    2007. The influence of cultural framing on play in the trust game: A Maasai example. Evolution and Human Behavior 28:352-58.
  10. ^ Lesorogol, C. K.
    2007. Bringing norms in. The role of context in experimental dictator games. Current Anthropology 48:920-26.
  11. ^ ­­­Camerer, C., and Fehr, E.
      • 2004. Measuring social norms and preferences using experimental games: A guide for social scientists. In Foundations of human sociality: economic experiments and ethnographic evidence from fifteen small-scale societies. J. Henrich, R. Boyd, S. Bowles, H. Gintis, E. Fehr, and C. Camerer, eds. Pp. 413-35. Oxford: Oxford University Press.
  12. ^ Jackson, C.
    • 2011. Research with experimental games: questioning practice and interpretation. Progress in Development Studies 11(3): 229-241.
  13. ^
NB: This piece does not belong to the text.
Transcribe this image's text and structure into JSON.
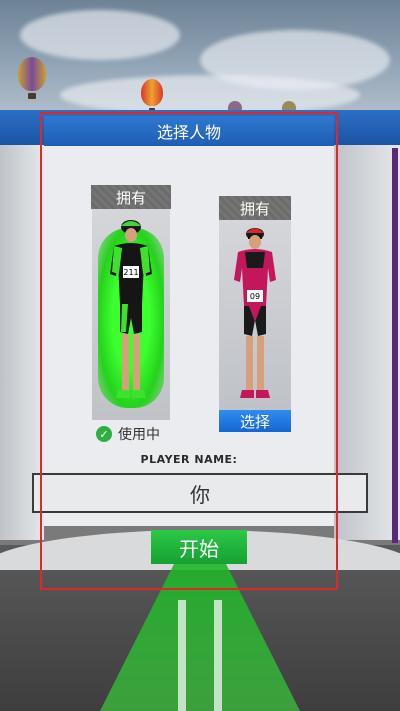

    Camerer, C., and Fehr, E.
    2004. Measuring social norms and preferences using experimental games: A guide for social scientists. In Foundations of human sociality: economic experiments and ethnographic evidence from fifteen small-scale societies. J. Henrich, R. Boyd, S. Bowles, H. Gintis, E. Fehr, and C. Camerer, eds. Pp. 413-35. Oxford: Oxford University Press.
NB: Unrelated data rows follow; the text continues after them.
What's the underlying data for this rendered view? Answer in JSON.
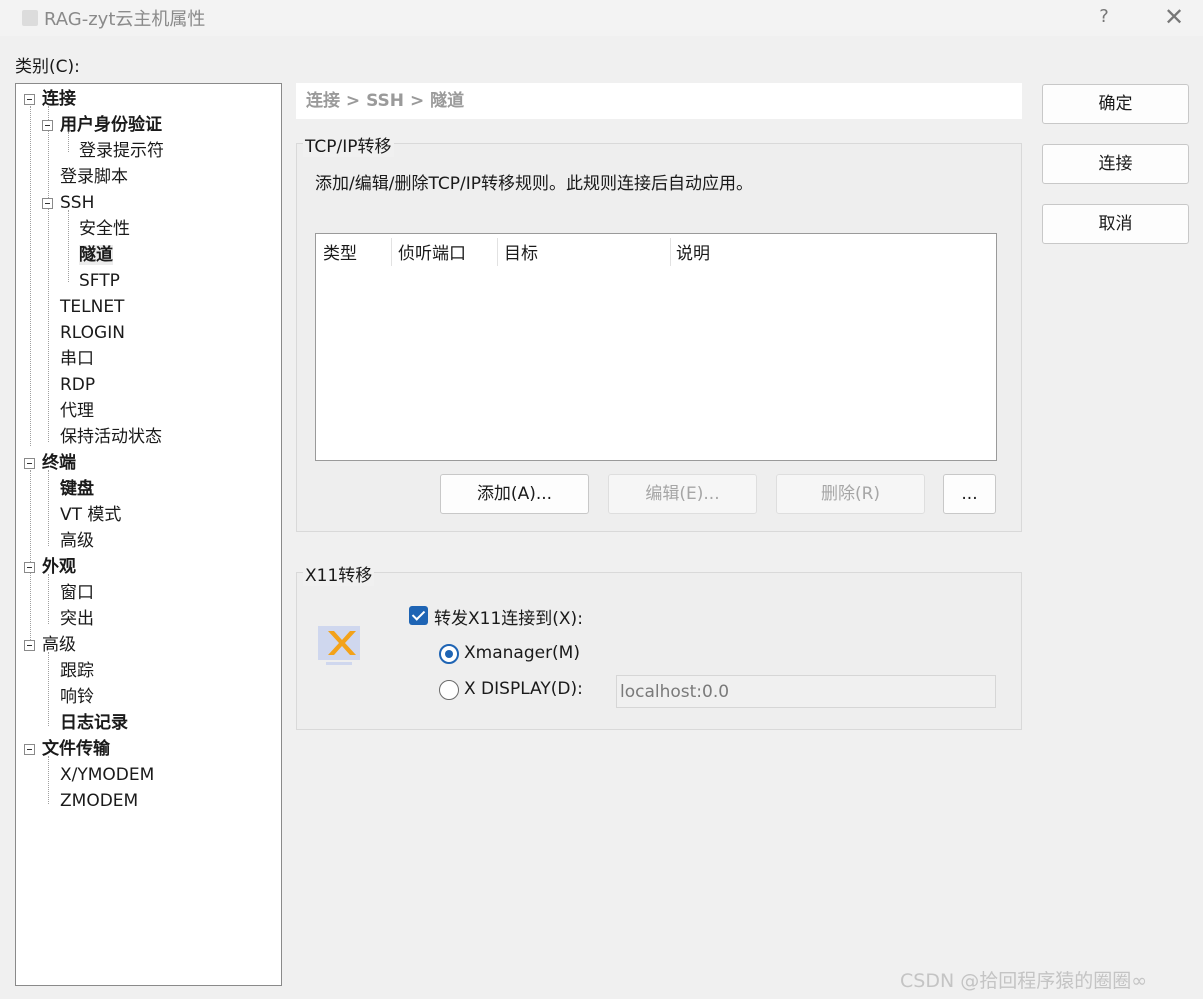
{
  "window": {
    "title": "RAG-zyt云主机属性",
    "help": "?",
    "close": "✕"
  },
  "category_label": "类别(C):",
  "tree": {
    "connection": "连接",
    "user_auth": "用户身份验证",
    "login_prompt": "登录提示符",
    "login_script": "登录脚本",
    "ssh": "SSH",
    "security": "安全性",
    "tunnel": "隧道",
    "sftp": "SFTP",
    "telnet": "TELNET",
    "rlogin": "RLOGIN",
    "serial": "串口",
    "rdp": "RDP",
    "proxy": "代理",
    "keepalive": "保持活动状态",
    "terminal": "终端",
    "keyboard": "键盘",
    "vt_mode": "VT 模式",
    "terminal_advanced": "高级",
    "appearance": "外观",
    "window": "窗口",
    "highlight": "突出",
    "advanced": "高级",
    "trace": "跟踪",
    "bell": "响铃",
    "logging": "日志记录",
    "file_transfer": "文件传输",
    "xymodem": "X/YMODEM",
    "zmodem": "ZMODEM"
  },
  "breadcrumb": "连接 > SSH > 隧道",
  "tcpip": {
    "group_title": "TCP/IP转移",
    "description": "添加/编辑/删除TCP/IP转移规则。此规则连接后自动应用。",
    "columns": [
      "类型",
      "侦听端口",
      "目标",
      "说明"
    ],
    "add": "添加(A)...",
    "edit": "编辑(E)...",
    "delete": "删除(R)",
    "more": "..."
  },
  "x11": {
    "group_title": "X11转移",
    "forward_label": "转发X11连接到(X):",
    "forward_checked": true,
    "xmanager": "Xmanager(M)",
    "xdisplay": "X DISPLAY(D):",
    "xdisplay_value": "localhost:0.0",
    "selected": "xmanager",
    "icon": "xmanager-icon"
  },
  "buttons": {
    "ok": "确定",
    "connect": "连接",
    "cancel": "取消"
  },
  "watermark": "CSDN @拾回程序猿的圈圈∞"
}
  14. ^ ­­­Camerer, C., and Fehr, E.
    2004. Measuring social norms and preferences using experimental games: A guide for social scientists. In Foundations of human sociality: economic experiments and ethnographic evidence from fifteen small-scale societies. J. Henrich, R. Boyd, S. Bowles, H. Gintis, E. Fehr, and C. Camerer, eds. Pp. 413-35. Oxford: Oxford University Press.
  15. ^ Bernard, Russell
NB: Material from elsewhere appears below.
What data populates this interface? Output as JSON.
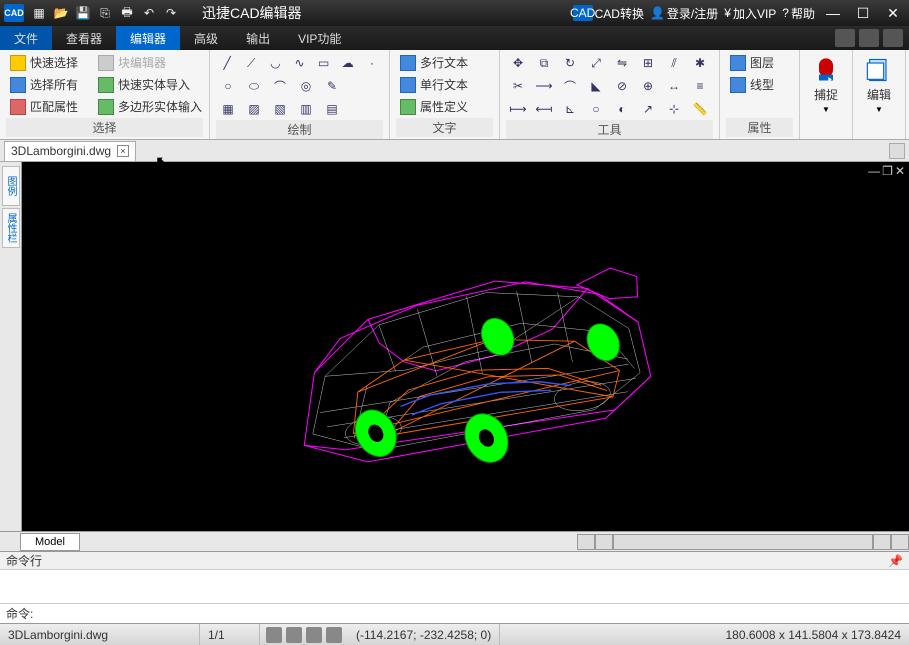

    2011 Research Methods in Anthropology: Qualitative and quantitative approaches. Lanham, Maryland: Altamira Press.
  16. ^
    Camerer, C., and Fehr, E.
    2004. Measuring social norms and preferences using experimental games: A guide for social scientists. In Foundations of human sociality: economic experiments and ethnographic evidence from fifteen small-scale societies. J. Henrich, R. Boyd, S. Bowles, H. Gintis, E. Fehr, and C. Camerer, eds. Pp. 413-35. Oxford: Oxford University Press.
  17. ^ ­­­Camerer, C., and Fehr, E.
    2004. Measuring social norms and preferences using experimental games: A guide for social scientists. In Foundations of human sociality: economic experiments and ethnographic evidence from fifteen small-scale societies. J. Henrich, R. Boyd, S. Bowles, H. Gintis, E. Fehr, and C. Camerer, eds. Pp. 413-35. Oxford: Oxford University Press.
  18. ^
    Camerer, C., and Fehr, E.
    2004. Measuring social norms and preferences using experimental games: A guide for social scientists. In Foundations of human sociality: economic experiments and ethnographic evidence from fifteen small-scale societies. J. Henrich, R. Boyd, S. Bowles, H. Gintis, E. Fehr, and C. Camerer, eds. Pp. 413-35. Oxford: Oxford University Press.
  19. ^ Gerkey, Drew.
    2013. Cooperation in Context. Current Anthropology 54(2): 144-176.
  20. ^
    Jackson, C.
    2011. Research with experimental games: questioning practice and interpretation. Progress in Development Studies 11(3): 229-241.
  21. ^
    Gerkey, Drew.
    2013. Cooperation in Context. Current Anthropology 54(2): 144-176.
  22. ^
    Jackson, C.
    2011. Research with experimental games: questioning practice and interpretation. Progress in Development Studies 11(3): 229-241.